TASK DETAILS —
Please report how many lines in the data underneath hold the word "project", with no other text.
((
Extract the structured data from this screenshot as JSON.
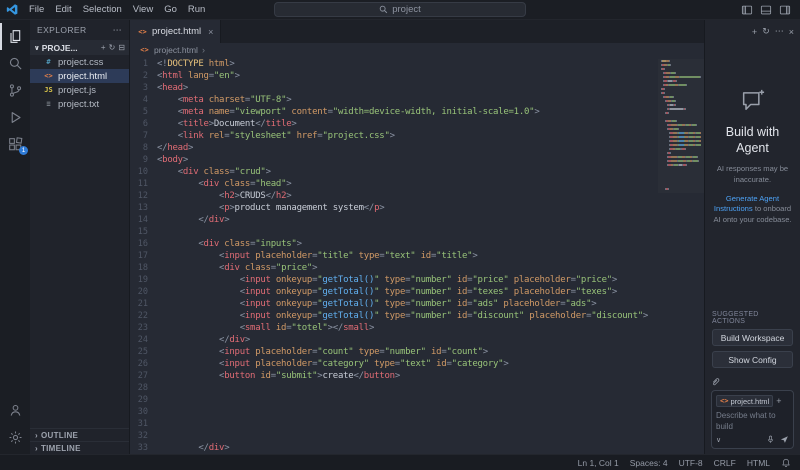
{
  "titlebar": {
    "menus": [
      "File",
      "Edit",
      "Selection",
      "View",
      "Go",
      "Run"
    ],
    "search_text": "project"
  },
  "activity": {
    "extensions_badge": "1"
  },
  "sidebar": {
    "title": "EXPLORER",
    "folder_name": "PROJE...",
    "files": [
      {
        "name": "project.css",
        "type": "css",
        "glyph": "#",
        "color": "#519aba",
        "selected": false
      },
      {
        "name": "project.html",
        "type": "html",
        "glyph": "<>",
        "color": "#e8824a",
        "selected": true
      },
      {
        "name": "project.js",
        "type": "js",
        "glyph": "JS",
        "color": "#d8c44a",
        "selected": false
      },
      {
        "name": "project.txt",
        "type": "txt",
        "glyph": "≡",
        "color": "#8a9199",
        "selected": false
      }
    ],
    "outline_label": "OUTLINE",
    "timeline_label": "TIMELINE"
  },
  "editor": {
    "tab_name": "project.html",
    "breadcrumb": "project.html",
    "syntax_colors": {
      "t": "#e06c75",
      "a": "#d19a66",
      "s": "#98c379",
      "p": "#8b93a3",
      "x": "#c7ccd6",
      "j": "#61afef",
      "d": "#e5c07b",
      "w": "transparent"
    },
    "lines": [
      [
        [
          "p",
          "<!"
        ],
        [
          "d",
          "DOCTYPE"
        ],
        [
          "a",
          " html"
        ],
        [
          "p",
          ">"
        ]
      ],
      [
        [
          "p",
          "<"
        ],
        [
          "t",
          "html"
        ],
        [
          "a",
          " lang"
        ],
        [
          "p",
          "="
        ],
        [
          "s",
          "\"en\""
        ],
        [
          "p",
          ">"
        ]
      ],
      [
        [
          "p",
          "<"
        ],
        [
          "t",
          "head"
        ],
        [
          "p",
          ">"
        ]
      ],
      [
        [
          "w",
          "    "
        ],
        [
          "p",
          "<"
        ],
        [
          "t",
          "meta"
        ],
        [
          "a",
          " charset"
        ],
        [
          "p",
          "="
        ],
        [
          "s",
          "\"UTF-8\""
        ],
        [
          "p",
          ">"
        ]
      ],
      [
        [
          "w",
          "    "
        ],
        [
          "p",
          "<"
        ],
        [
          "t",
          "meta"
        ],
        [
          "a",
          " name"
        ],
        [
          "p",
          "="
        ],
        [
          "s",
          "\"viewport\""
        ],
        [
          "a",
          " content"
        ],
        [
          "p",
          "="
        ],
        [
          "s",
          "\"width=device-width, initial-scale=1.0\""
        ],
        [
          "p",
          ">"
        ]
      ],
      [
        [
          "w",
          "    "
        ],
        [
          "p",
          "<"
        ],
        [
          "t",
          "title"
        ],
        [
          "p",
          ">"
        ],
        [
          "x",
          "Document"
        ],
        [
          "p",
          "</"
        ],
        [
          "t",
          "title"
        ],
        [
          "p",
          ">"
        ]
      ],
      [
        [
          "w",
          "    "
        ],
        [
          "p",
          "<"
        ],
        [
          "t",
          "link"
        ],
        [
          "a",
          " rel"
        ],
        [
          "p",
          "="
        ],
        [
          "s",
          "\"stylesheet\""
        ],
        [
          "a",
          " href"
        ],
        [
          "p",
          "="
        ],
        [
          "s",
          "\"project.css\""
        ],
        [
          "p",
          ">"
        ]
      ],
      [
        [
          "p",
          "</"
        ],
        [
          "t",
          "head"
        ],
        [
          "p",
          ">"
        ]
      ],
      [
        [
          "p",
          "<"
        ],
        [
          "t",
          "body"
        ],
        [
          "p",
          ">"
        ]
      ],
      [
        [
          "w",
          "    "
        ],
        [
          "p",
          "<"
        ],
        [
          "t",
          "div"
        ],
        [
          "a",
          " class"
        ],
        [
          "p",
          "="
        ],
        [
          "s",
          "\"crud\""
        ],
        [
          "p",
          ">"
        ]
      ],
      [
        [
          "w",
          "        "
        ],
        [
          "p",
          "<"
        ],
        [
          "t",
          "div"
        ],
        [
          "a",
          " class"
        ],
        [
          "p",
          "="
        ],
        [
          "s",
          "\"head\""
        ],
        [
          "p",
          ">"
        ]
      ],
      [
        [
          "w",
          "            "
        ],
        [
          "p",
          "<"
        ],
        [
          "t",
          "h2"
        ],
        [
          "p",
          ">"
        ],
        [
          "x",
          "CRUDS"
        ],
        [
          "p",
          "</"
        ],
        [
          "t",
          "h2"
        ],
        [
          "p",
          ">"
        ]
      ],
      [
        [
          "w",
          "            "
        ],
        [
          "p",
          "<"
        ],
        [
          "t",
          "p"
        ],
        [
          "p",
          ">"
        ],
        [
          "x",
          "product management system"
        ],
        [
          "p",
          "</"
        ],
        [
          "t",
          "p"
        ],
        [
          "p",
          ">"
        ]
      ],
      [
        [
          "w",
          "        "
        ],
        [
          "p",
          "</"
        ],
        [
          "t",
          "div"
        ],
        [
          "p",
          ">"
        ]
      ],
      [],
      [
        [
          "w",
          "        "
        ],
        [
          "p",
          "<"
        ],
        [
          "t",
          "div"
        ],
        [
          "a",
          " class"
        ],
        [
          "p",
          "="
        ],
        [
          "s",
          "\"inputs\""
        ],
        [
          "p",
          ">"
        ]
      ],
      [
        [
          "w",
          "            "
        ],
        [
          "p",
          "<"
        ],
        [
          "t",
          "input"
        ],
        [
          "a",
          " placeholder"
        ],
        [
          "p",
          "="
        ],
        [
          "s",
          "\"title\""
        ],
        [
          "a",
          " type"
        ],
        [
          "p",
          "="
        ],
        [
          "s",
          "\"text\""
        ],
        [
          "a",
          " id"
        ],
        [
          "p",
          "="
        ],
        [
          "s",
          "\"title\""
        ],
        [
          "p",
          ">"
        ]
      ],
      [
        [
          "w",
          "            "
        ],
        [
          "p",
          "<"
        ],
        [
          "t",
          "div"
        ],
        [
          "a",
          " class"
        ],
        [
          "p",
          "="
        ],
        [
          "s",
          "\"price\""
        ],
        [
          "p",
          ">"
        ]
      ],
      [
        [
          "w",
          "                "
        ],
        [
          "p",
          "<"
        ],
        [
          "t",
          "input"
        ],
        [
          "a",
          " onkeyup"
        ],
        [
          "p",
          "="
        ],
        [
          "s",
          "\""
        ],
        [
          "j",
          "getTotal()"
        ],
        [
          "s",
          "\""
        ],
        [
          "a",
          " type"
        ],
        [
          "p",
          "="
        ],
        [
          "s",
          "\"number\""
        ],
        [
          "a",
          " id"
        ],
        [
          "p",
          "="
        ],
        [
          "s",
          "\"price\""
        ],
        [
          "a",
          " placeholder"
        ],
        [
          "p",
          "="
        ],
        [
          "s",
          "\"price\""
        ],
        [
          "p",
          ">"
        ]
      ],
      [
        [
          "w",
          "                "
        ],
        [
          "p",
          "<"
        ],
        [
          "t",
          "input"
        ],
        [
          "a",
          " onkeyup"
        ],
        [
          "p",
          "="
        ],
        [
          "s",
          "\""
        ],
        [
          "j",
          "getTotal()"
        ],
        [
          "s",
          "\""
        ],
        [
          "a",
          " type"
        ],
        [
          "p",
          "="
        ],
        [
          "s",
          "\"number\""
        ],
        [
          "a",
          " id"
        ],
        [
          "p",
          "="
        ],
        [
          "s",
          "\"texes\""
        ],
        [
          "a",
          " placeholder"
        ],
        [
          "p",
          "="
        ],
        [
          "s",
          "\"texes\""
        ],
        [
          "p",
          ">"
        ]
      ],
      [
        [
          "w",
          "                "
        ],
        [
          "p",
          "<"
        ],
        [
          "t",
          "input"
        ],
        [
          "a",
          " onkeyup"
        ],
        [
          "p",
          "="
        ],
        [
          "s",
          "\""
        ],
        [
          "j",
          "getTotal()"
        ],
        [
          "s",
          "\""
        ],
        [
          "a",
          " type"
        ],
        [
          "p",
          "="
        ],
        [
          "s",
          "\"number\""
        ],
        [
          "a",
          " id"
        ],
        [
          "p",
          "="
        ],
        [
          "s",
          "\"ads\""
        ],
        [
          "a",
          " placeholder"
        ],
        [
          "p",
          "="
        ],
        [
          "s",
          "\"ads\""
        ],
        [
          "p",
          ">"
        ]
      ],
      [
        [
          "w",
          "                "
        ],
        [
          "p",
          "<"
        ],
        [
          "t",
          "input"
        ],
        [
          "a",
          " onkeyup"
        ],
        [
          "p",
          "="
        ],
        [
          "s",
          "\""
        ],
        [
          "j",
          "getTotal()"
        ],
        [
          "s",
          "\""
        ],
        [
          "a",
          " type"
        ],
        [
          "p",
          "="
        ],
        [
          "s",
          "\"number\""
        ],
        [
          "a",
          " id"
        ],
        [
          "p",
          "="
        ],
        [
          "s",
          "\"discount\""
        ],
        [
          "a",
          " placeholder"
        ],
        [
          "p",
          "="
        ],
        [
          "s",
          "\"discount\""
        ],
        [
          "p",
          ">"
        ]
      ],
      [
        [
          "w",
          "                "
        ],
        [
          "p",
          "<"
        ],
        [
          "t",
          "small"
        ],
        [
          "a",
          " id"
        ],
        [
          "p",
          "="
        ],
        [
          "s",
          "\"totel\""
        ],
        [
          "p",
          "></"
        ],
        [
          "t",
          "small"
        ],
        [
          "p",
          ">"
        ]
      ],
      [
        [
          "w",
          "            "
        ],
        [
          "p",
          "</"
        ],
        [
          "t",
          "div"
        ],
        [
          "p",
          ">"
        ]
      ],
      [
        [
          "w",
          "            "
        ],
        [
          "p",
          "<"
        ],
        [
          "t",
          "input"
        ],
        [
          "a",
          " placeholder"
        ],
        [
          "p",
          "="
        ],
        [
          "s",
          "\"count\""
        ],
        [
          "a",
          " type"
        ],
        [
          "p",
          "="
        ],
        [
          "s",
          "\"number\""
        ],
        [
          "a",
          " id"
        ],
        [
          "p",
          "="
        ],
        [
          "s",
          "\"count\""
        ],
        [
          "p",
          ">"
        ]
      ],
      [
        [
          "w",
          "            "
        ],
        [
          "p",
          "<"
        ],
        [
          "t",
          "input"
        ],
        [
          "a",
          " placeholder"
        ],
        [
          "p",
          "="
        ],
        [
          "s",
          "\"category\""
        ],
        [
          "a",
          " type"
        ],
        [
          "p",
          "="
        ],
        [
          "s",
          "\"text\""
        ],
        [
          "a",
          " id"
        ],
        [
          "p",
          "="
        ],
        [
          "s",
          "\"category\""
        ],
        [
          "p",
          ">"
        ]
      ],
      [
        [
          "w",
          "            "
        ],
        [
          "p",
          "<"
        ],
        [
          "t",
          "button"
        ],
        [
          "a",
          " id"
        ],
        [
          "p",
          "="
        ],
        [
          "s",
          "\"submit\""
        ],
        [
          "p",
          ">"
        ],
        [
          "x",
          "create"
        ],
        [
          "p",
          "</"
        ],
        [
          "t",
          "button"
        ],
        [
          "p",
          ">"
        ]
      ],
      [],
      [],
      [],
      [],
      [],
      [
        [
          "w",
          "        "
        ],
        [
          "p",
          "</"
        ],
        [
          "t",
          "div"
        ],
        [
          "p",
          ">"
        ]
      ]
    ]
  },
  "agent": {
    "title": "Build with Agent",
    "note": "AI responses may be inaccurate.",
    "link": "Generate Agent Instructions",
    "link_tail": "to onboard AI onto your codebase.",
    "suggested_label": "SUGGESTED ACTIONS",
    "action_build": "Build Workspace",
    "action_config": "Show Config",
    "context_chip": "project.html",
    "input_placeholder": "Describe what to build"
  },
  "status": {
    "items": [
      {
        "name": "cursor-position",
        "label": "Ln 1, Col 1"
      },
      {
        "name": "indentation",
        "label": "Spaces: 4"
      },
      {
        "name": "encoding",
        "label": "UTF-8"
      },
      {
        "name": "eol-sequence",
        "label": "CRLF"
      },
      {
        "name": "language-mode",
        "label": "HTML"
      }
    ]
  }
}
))
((
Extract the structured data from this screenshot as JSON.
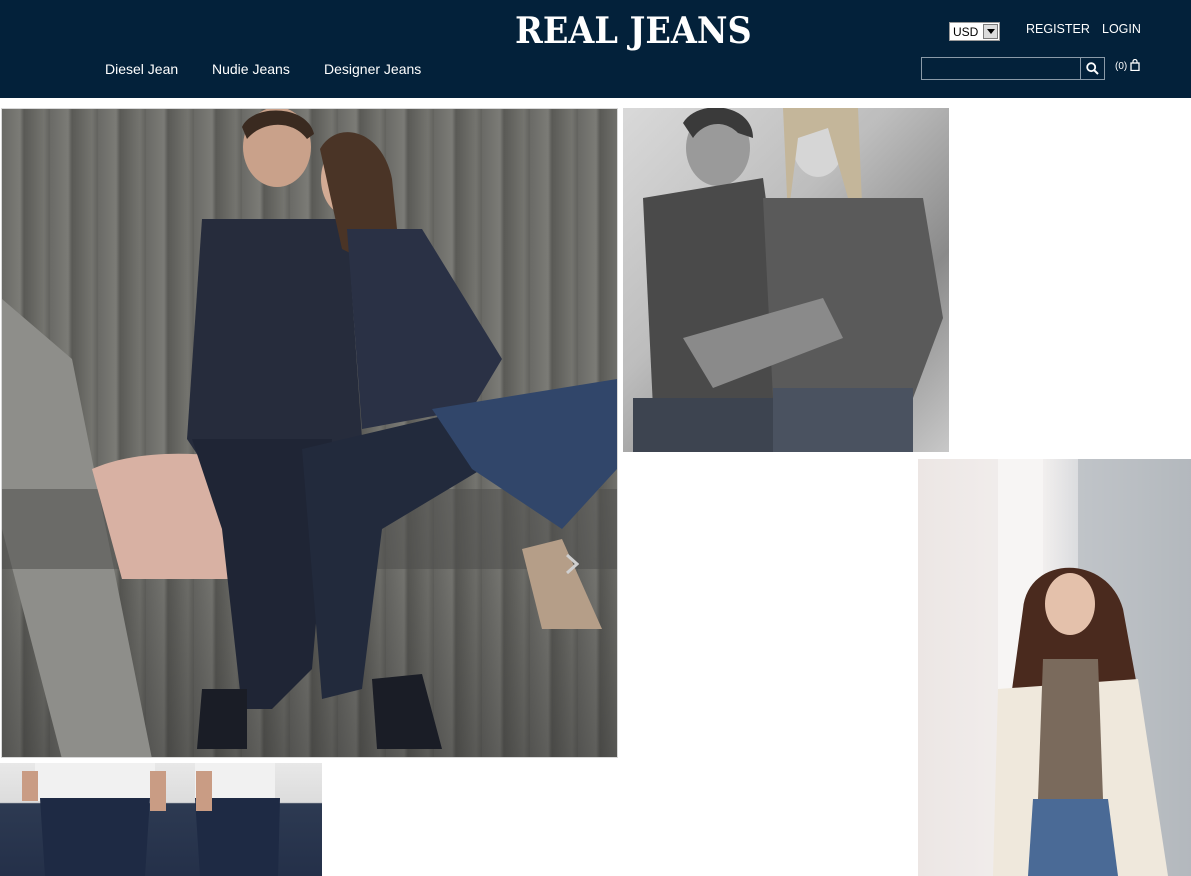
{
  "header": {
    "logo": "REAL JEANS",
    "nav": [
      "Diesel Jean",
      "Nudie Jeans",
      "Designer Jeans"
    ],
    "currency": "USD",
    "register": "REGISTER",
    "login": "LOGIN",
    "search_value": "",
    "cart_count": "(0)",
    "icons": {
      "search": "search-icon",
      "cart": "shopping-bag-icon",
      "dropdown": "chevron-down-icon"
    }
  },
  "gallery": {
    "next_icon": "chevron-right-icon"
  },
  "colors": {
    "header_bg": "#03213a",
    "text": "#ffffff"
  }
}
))
YOUR SOLUTION —
9